Page and application data records
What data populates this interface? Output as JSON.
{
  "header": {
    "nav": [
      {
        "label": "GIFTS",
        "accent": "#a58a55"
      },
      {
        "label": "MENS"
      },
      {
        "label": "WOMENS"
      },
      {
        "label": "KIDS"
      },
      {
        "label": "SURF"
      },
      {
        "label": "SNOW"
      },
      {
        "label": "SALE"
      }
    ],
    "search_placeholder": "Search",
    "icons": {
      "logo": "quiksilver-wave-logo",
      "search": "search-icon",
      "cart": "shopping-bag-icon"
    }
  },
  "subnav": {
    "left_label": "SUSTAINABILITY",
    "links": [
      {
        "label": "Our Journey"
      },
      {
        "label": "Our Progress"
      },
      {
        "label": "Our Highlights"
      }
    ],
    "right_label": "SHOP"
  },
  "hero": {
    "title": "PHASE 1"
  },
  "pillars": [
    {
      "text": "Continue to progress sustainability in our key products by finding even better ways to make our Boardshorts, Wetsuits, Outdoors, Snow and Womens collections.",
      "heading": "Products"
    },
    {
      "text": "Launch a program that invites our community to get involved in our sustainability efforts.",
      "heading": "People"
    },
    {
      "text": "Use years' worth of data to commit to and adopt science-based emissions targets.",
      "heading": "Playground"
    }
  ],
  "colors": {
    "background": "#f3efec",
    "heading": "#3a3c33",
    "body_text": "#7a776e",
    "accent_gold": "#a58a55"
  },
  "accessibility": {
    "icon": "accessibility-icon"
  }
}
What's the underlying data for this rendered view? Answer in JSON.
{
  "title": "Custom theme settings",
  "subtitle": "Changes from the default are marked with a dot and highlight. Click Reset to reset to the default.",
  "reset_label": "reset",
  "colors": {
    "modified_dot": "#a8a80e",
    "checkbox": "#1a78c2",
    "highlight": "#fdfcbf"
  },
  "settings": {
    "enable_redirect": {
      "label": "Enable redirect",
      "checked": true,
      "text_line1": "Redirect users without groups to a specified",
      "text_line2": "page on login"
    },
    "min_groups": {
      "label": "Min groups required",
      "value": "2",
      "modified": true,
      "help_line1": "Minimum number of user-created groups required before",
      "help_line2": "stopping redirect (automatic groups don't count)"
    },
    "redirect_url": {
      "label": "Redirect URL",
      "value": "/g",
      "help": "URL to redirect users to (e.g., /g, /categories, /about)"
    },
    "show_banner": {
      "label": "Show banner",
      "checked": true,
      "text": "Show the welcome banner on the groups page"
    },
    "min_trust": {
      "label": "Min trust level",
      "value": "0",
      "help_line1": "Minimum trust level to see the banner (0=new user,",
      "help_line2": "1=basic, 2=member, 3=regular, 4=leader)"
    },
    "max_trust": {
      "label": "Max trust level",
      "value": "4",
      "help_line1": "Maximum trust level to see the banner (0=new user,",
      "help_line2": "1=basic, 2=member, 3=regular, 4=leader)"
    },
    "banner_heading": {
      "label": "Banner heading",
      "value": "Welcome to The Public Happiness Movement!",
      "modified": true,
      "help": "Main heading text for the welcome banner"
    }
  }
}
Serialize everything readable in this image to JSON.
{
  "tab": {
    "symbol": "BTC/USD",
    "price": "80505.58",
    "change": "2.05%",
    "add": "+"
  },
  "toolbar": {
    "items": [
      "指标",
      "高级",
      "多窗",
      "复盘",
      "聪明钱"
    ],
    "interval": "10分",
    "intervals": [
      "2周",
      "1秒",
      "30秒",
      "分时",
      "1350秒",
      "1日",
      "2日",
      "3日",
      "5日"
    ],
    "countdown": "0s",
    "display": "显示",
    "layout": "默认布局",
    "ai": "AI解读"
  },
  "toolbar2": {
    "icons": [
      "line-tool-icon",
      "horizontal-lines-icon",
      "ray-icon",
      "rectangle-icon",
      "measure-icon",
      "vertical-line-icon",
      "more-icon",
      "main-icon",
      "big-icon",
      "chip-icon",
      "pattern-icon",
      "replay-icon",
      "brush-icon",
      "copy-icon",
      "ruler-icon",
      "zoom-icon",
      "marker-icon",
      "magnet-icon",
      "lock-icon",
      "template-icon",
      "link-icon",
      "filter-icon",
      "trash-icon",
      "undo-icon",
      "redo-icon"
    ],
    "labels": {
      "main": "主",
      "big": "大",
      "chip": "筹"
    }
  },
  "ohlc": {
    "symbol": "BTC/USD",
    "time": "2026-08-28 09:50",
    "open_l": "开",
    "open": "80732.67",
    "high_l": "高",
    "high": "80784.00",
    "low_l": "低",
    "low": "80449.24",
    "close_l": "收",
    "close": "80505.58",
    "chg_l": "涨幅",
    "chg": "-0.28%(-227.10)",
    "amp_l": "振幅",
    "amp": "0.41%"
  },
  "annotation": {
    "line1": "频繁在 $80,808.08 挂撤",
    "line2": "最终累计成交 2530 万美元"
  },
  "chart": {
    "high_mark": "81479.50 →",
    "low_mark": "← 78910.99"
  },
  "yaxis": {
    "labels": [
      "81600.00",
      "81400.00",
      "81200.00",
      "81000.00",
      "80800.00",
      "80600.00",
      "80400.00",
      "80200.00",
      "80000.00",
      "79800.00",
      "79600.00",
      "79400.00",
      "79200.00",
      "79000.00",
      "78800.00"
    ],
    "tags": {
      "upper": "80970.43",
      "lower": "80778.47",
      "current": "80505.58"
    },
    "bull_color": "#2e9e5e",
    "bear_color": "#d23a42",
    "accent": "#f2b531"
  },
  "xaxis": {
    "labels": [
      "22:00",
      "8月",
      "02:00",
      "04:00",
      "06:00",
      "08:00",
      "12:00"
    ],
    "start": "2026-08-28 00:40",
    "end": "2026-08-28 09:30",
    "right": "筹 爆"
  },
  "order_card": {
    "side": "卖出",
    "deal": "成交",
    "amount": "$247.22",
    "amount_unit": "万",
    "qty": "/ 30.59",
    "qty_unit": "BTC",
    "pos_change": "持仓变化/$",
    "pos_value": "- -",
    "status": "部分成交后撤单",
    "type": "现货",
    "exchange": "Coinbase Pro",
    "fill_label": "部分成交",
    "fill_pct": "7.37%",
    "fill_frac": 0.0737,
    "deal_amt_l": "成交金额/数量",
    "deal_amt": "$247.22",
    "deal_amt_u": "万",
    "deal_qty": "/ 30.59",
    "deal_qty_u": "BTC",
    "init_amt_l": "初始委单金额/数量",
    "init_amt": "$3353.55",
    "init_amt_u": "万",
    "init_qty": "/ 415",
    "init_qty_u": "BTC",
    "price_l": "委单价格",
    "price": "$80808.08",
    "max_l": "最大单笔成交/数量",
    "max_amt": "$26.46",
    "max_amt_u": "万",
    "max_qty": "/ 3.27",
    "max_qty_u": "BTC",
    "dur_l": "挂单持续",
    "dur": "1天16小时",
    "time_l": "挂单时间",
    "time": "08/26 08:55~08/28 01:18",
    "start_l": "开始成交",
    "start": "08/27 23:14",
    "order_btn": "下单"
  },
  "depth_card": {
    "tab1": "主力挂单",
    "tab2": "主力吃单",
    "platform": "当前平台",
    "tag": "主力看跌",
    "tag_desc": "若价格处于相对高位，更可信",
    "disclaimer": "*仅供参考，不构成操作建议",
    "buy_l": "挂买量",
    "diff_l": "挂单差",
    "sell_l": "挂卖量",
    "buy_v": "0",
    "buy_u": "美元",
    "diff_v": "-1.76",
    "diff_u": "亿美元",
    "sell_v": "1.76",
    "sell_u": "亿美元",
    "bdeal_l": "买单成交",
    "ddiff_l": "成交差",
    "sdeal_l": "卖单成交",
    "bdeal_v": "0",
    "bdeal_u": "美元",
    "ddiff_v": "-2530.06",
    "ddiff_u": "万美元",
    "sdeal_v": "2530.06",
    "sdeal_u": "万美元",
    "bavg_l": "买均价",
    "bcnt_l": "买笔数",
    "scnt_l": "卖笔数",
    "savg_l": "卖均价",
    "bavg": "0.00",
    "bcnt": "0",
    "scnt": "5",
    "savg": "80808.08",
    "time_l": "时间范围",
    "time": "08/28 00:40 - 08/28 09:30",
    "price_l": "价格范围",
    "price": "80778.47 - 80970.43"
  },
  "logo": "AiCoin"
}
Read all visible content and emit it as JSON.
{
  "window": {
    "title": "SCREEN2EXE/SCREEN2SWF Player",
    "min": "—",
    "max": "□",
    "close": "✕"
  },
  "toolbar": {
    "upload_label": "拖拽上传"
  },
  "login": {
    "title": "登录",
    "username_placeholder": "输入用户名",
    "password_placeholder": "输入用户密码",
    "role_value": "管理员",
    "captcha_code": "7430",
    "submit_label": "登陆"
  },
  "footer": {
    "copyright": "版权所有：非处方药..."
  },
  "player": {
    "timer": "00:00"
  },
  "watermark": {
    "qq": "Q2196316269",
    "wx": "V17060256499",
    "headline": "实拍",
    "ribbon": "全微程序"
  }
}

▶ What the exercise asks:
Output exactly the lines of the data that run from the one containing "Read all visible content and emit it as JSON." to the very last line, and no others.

▶ Answer:
Read all visible content and emit it as JSON.
{
  "window": {
    "title": "SCREEN2EXE/SCREEN2SWF Player",
    "min": "—",
    "max": "□",
    "close": "✕"
  },
  "toolbar": {
    "upload_label": "拖拽上传"
  },
  "login": {
    "title": "登录",
    "username_placeholder": "输入用户名",
    "password_placeholder": "输入用户密码",
    "role_value": "管理员",
    "captcha_code": "7430",
    "submit_label": "登陆"
  },
  "footer": {
    "copyright": "版权所有：非处方药..."
  },
  "player": {
    "timer": "00:00"
  },
  "watermark": {
    "qq": "Q2196316269",
    "wx": "V17060256499",
    "headline": "实拍",
    "ribbon": "全微程序"
  }
}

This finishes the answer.